Biomass, biogas and agro-fuels can contribute to more energy efficiency and action against climate change, as part of a sustainable food and fuel system, if food security and biodiversity conservation can be guaranteed in the first place. This can only be achieved if any public support for energy crops is exclusively available for integrated and sustainable food and farming systems on a decentralised level. A more locally- and regionally-based food system will reduce oil consumption and the growing food supply risks. Organic production uses significantly less mineral oil and does not make use of chemicals or GMOs. In organic farming, the protection of biodiversity, soil and water resources is included.
- Towards a better balance between plant, meat and fuel production
Long term food security for a growing world population requires better supply management including grain, animal feed and fuels based on plant production. Current meat production and consumption in wealthy countries is highly inefficient and unsustainable with regards to ensuring a better global distribution of wholesome food and renewable energy resources. Up to 10 plant-derived calories are needed to produce 1 meat-derived calorie. Factory farming based on imported feedstuff not only consumes billions of euros in subsidies, but also contributes substantially to greenhouse gases like methane. The agro-fuels boom adds to this vicious circle, as it maintains the same consumptive and wasteful approach to energy consumption. The EU must take the lead putting European and global food security first on the reform agenda and encourage farmers to combine sustainable crop and animal production with local renewable energies.

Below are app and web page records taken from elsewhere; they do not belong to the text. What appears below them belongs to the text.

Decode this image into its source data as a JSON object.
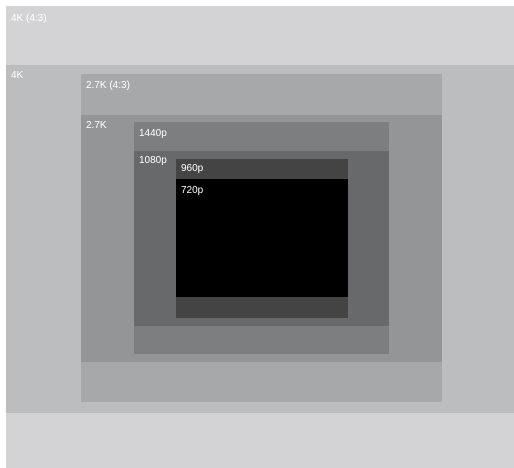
{
  "resolutions": [
    {
      "id": "r-4k43",
      "label": "4K (4:3)",
      "color": "#d3d3d5"
    },
    {
      "id": "r-4k",
      "label": "4K",
      "color": "#bcbdbf"
    },
    {
      "id": "r-27k43",
      "label": "2.7K (4:3)",
      "color": "#a7a8aa"
    },
    {
      "id": "r-27k",
      "label": "2.7K",
      "color": "#949597"
    },
    {
      "id": "r-1440p",
      "label": "1440p",
      "color": "#7d7e80"
    },
    {
      "id": "r-1080p",
      "label": "1080p",
      "color": "#68696b"
    },
    {
      "id": "r-960p",
      "label": "960p",
      "color": "#444445"
    },
    {
      "id": "r-720p",
      "label": "720p",
      "color": "#000000"
    }
  ]
}
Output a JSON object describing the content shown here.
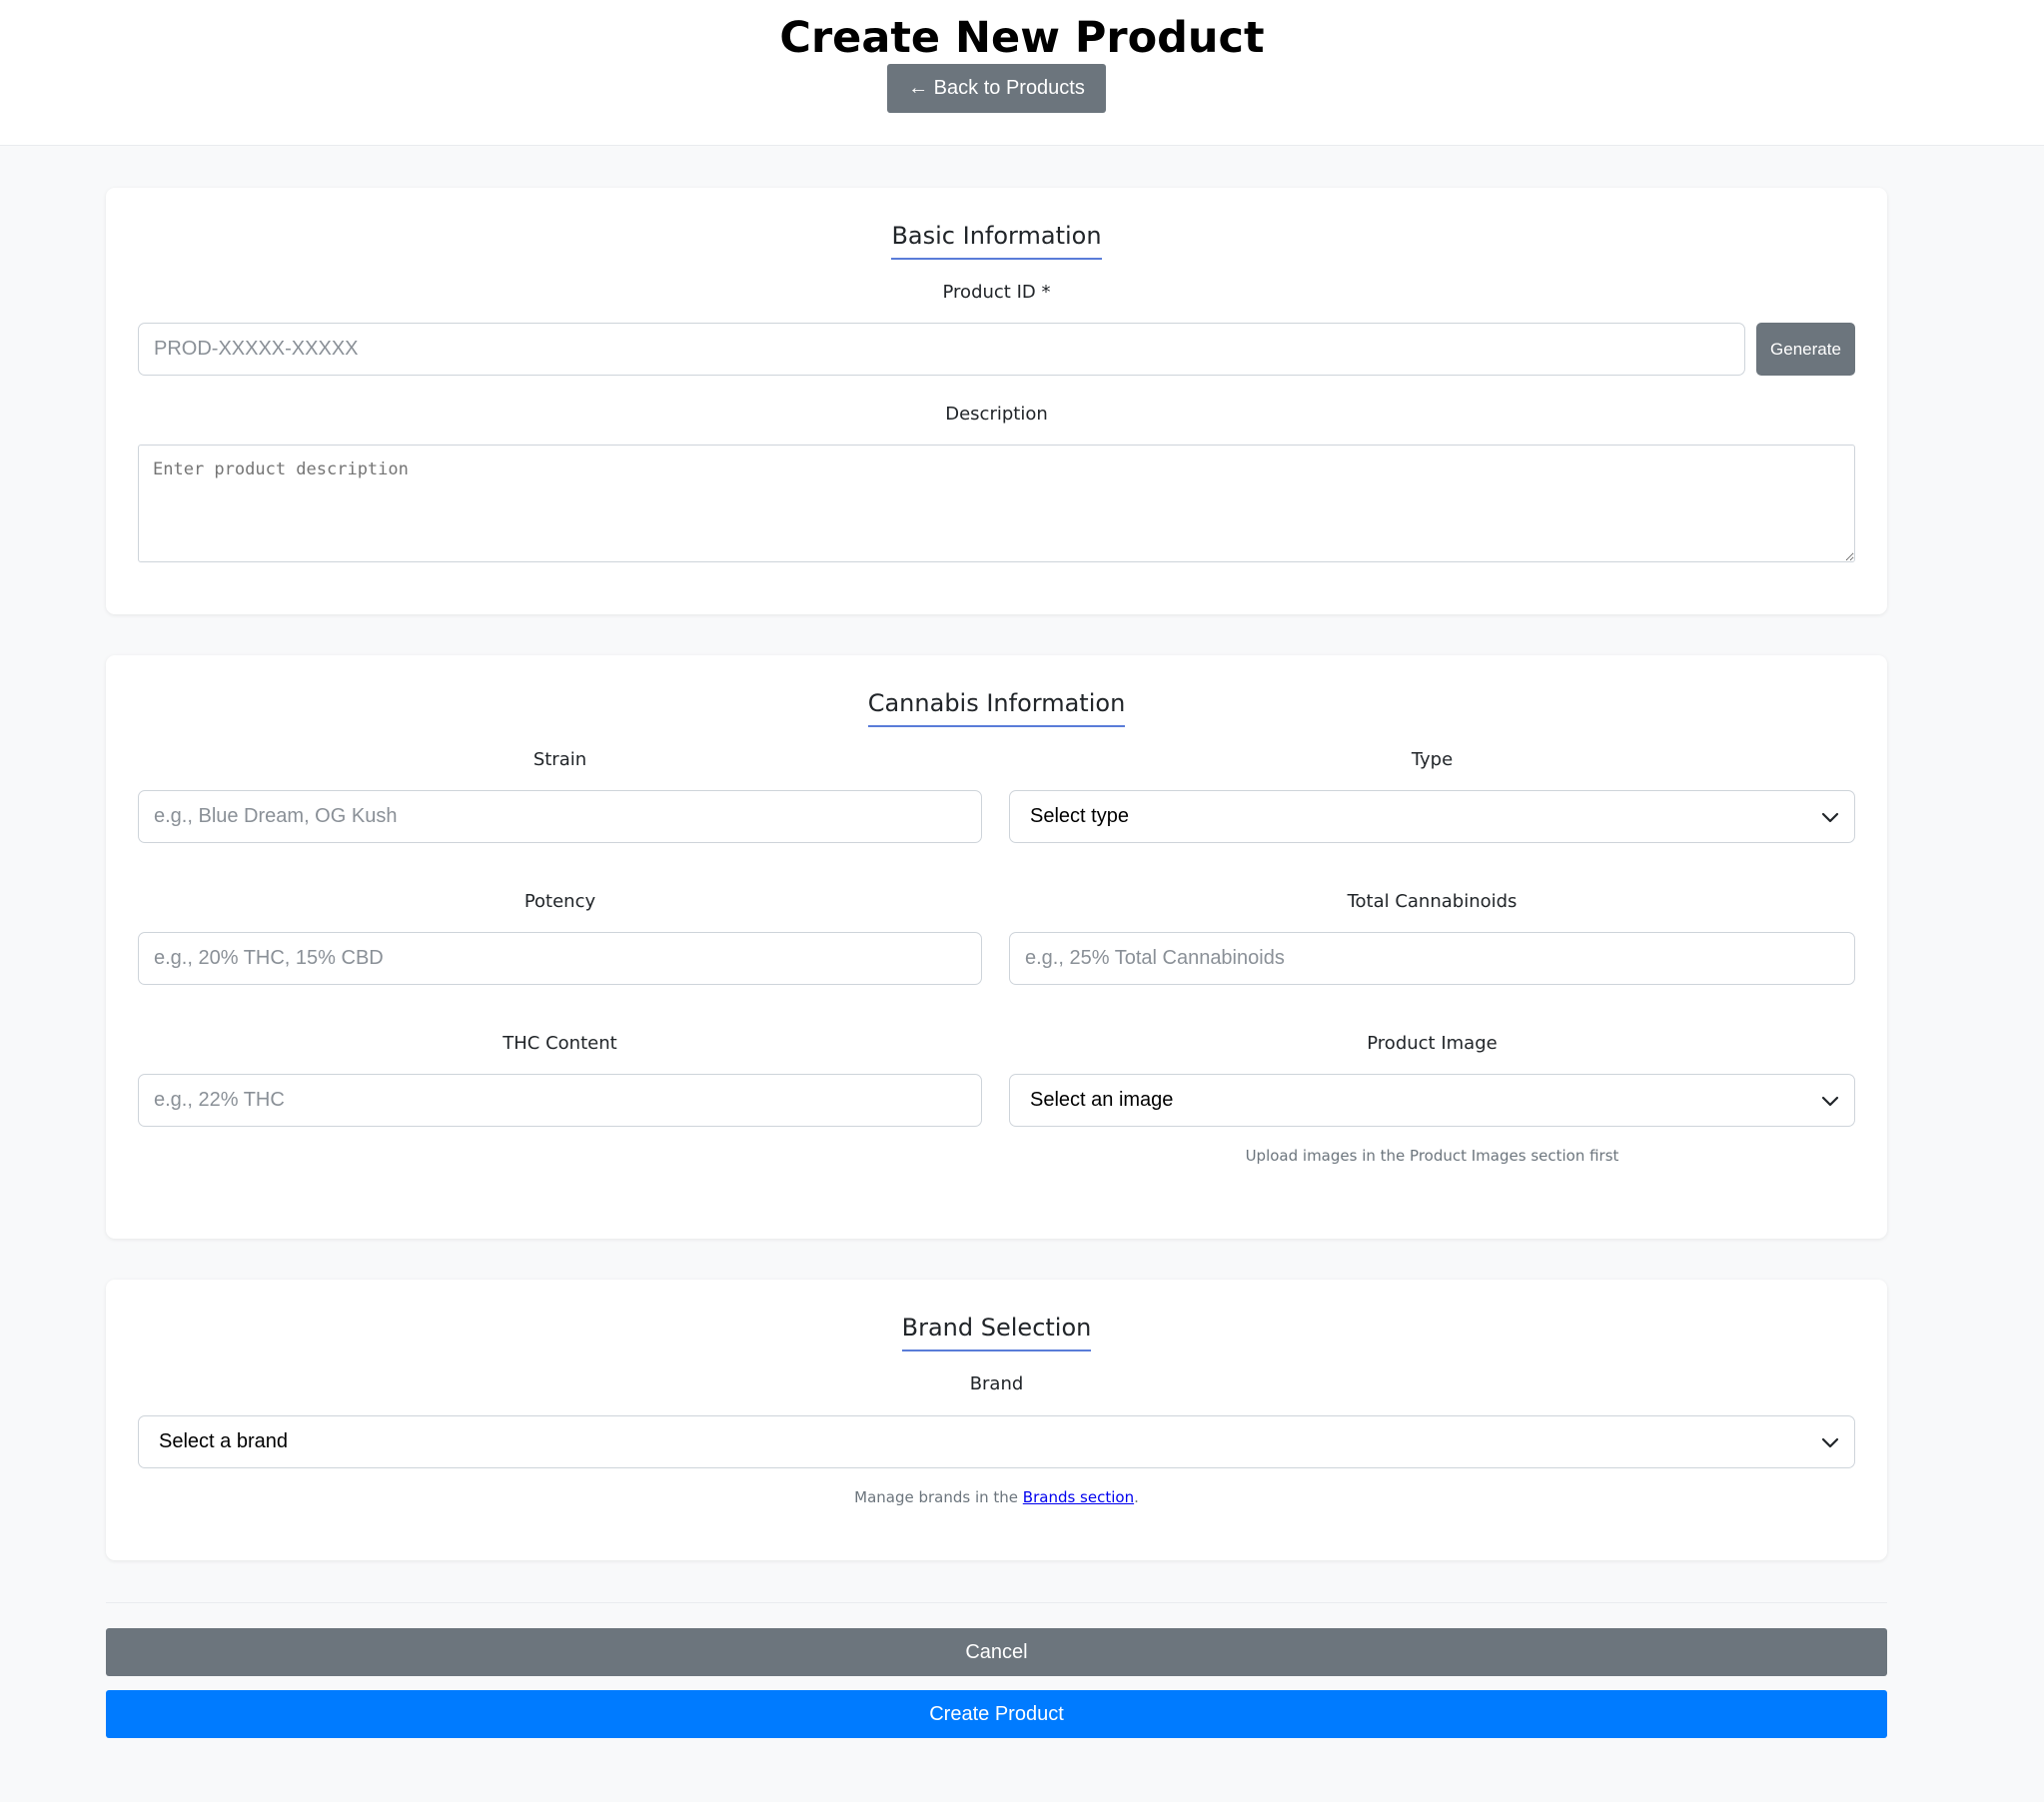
{
  "header": {
    "title": "Create New Product",
    "back_label": "← Back to Products"
  },
  "basic_info": {
    "title": "Basic Information",
    "product_id_label": "Product ID *",
    "product_id_placeholder": "PROD-XXXXX-XXXXX",
    "generate_label": "Generate",
    "description_label": "Description",
    "description_placeholder": "Enter product description"
  },
  "cannabis_info": {
    "title": "Cannabis Information",
    "strain_label": "Strain",
    "strain_placeholder": "e.g., Blue Dream, OG Kush",
    "type_label": "Type",
    "type_selected": "Select type",
    "potency_label": "Potency",
    "potency_placeholder": "e.g., 20% THC, 15% CBD",
    "total_cannabinoids_label": "Total Cannabinoids",
    "total_cannabinoids_placeholder": "e.g., 25% Total Cannabinoids",
    "thc_label": "THC Content",
    "thc_placeholder": "e.g., 22% THC",
    "image_label": "Product Image",
    "image_selected": "Select an image",
    "image_help": "Upload images in the Product Images section first"
  },
  "brand_selection": {
    "title": "Brand Selection",
    "brand_label": "Brand",
    "brand_selected": "Select a brand",
    "help_prefix": "Manage brands in the ",
    "help_link": "Brands section",
    "help_suffix": "."
  },
  "actions": {
    "cancel_label": "Cancel",
    "create_label": "Create Product"
  },
  "colors": {
    "secondary": "#6c757d",
    "primary": "#007bff",
    "accent_underline": "#5a7cd8",
    "background": "#f8f9fa"
  }
}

- Decentralised food and energy systems can prevent conflicts over scarce resources
Only a drastic reduction of wasteful energy and food consumption in industrialised countries and rising economies will contribute to a fair share of food and energy between North and South and succeed in preventing conflicts on access to energy, water and food. North America and Europe now consume 65 % of the world's mineral oil and 40% of the world's food with 19 % of the world population. It is evident that, with dwindling oil and water reserves and a growing concentration of market power of globally operating companies, national governments will have little influence on food and energy security if they do not establish a decentralised framework of food and energy production. There are many good practices and experiences available in Europe and abroad of highly efficient local renewable energy and food systems which need to be supported through integrated rural and urban development programmes.